Task to complete: Each entry below needs to be copied exactly, with nothing dropped.

** Dataset records follows **

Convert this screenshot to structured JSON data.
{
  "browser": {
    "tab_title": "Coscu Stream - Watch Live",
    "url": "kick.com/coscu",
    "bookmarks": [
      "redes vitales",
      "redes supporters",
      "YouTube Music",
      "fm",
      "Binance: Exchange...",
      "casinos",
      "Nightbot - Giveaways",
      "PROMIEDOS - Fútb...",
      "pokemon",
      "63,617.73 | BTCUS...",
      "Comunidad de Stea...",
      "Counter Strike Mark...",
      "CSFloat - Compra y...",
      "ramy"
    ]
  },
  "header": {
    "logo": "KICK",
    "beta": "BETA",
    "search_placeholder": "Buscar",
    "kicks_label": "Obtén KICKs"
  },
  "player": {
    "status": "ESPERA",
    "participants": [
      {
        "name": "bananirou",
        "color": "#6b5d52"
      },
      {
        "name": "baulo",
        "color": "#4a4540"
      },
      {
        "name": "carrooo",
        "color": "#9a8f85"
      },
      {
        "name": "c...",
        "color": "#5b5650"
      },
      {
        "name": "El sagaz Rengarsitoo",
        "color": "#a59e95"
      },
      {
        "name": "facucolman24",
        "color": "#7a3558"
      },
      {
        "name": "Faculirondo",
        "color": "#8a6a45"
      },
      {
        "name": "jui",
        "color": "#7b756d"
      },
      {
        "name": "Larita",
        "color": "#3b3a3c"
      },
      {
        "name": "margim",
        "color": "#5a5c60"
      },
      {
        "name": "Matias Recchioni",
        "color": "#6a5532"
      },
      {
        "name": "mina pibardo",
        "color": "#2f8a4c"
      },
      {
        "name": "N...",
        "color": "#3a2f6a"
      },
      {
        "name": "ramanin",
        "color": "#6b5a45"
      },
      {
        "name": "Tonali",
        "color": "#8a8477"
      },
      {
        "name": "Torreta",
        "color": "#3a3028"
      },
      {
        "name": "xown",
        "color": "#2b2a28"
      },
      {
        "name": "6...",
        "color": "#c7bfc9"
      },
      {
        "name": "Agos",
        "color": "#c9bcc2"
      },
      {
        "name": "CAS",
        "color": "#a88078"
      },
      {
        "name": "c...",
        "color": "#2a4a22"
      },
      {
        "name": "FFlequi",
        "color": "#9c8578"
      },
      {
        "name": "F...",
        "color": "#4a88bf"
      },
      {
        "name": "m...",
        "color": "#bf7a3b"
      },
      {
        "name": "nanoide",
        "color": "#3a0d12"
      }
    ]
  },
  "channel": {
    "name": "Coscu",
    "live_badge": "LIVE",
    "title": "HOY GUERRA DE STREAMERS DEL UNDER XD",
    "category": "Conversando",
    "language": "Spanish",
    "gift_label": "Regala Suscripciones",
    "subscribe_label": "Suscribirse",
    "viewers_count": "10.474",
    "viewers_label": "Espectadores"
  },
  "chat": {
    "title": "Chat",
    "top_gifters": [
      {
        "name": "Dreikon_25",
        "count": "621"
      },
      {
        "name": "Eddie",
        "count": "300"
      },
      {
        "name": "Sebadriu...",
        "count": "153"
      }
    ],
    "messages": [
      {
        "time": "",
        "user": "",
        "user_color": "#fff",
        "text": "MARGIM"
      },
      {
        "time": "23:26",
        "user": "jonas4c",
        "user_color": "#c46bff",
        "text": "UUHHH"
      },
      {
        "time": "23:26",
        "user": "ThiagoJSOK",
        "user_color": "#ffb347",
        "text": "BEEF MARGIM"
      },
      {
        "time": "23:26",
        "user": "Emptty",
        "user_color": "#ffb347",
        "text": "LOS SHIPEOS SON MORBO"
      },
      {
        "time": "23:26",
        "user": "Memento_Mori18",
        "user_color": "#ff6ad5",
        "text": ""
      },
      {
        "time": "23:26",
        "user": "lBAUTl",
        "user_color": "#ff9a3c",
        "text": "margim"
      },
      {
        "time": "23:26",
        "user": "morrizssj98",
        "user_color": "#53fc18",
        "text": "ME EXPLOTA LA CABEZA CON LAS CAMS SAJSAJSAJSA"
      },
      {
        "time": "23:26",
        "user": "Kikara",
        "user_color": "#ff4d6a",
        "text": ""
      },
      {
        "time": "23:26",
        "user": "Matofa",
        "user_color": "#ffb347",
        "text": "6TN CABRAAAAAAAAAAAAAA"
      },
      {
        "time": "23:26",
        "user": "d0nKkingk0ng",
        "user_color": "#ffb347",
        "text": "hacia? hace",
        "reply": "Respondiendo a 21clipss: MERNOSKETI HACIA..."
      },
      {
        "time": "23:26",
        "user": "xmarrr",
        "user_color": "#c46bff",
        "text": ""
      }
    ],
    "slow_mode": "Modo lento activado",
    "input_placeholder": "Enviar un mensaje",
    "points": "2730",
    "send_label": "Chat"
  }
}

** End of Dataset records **

Task answer:
Convert this screenshot to structured JSON data.
{
  "browser": {
    "tab_title": "Coscu Stream - Watch Live",
    "url": "kick.com/coscu",
    "bookmarks": [
      "redes vitales",
      "redes supporters",
      "YouTube Music",
      "fm",
      "Binance: Exchange...",
      "casinos",
      "Nightbot - Giveaways",
      "PROMIEDOS - Fútb...",
      "pokemon",
      "63,617.73 | BTCUS...",
      "Comunidad de Stea...",
      "Counter Strike Mark...",
      "CSFloat - Compra y...",
      "ramy"
    ]
  },
  "header": {
    "logo": "KICK",
    "beta": "BETA",
    "search_placeholder": "Buscar",
    "kicks_label": "Obtén KICKs"
  },
  "player": {
    "status": "ESPERA",
    "participants": [
      {
        "name": "bananirou",
        "color": "#6b5d52"
      },
      {
        "name": "baulo",
        "color": "#4a4540"
      },
      {
        "name": "carrooo",
        "color": "#9a8f85"
      },
      {
        "name": "c...",
        "color": "#5b5650"
      },
      {
        "name": "El sagaz Rengarsitoo",
        "color": "#a59e95"
      },
      {
        "name": "facucolman24",
        "color": "#7a3558"
      },
      {
        "name": "Faculirondo",
        "color": "#8a6a45"
      },
      {
        "name": "jui",
        "color": "#7b756d"
      },
      {
        "name": "Larita",
        "color": "#3b3a3c"
      },
      {
        "name": "margim",
        "color": "#5a5c60"
      },
      {
        "name": "Matias Recchioni",
        "color": "#6a5532"
      },
      {
        "name": "mina pibardo",
        "color": "#2f8a4c"
      },
      {
        "name": "N...",
        "color": "#3a2f6a"
      },
      {
        "name": "ramanin",
        "color": "#6b5a45"
      },
      {
        "name": "Tonali",
        "color": "#8a8477"
      },
      {
        "name": "Torreta",
        "color": "#3a3028"
      },
      {
        "name": "xown",
        "color": "#2b2a28"
      },
      {
        "name": "6...",
        "color": "#c7bfc9"
      },
      {
        "name": "Agos",
        "color": "#c9bcc2"
      },
      {
        "name": "CAS",
        "color": "#a88078"
      },
      {
        "name": "c...",
        "color": "#2a4a22"
      },
      {
        "name": "FFlequi",
        "color": "#9c8578"
      },
      {
        "name": "F...",
        "color": "#4a88bf"
      },
      {
        "name": "m...",
        "color": "#bf7a3b"
      },
      {
        "name": "nanoide",
        "color": "#3a0d12"
      }
    ]
  },
  "channel": {
    "name": "Coscu",
    "live_badge": "LIVE",
    "title": "HOY GUERRA DE STREAMERS DEL UNDER XD",
    "category": "Conversando",
    "language": "Spanish",
    "gift_label": "Regala Suscripciones",
    "subscribe_label": "Suscribirse",
    "viewers_count": "10.474",
    "viewers_label": "Espectadores"
  },
  "chat": {
    "title": "Chat",
    "top_gifters": [
      {
        "name": "Dreikon_25",
        "count": "621"
      },
      {
        "name": "Eddie",
        "count": "300"
      },
      {
        "name": "Sebadriu...",
        "count": "153"
      }
    ],
    "messages": [
      {
        "time": "",
        "user": "",
        "user_color": "#fff",
        "text": "MARGIM"
      },
      {
        "time": "23:26",
        "user": "jonas4c",
        "user_color": "#c46bff",
        "text": "UUHHH"
      },
      {
        "time": "23:26",
        "user": "ThiagoJSOK",
        "user_color": "#ffb347",
        "text": "BEEF MARGIM"
      },
      {
        "time": "23:26",
        "user": "Emptty",
        "user_color": "#ffb347",
        "text": "LOS SHIPEOS SON MORBO"
      },
      {
        "time": "23:26",
        "user": "Memento_Mori18",
        "user_color": "#ff6ad5",
        "text": ""
      },
      {
        "time": "23:26",
        "user": "lBAUTl",
        "user_color": "#ff9a3c",
        "text": "margim"
      },
      {
        "time": "23:26",
        "user": "morrizssj98",
        "user_color": "#53fc18",
        "text": "ME EXPLOTA LA CABEZA CON LAS CAMS SAJSAJSAJSA"
      },
      {
        "time": "23:26",
        "user": "Kikara",
        "user_color": "#ff4d6a",
        "text": ""
      },
      {
        "time": "23:26",
        "user": "Matofa",
        "user_color": "#ffb347",
        "text": "6TN CABRAAAAAAAAAAAAAA"
      },
      {
        "time": "23:26",
        "user": "d0nKkingk0ng",
        "user_color": "#ffb347",
        "text": "hacia? hace",
        "reply": "Respondiendo a 21clipss: MERNOSKETI HACIA..."
      },
      {
        "time": "23:26",
        "user": "xmarrr",
        "user_color": "#c46bff",
        "text": ""
      }
    ],
    "slow_mode": "Modo lento activado",
    "input_placeholder": "Enviar un mensaje",
    "points": "2730",
    "send_label": "Chat"
  }
}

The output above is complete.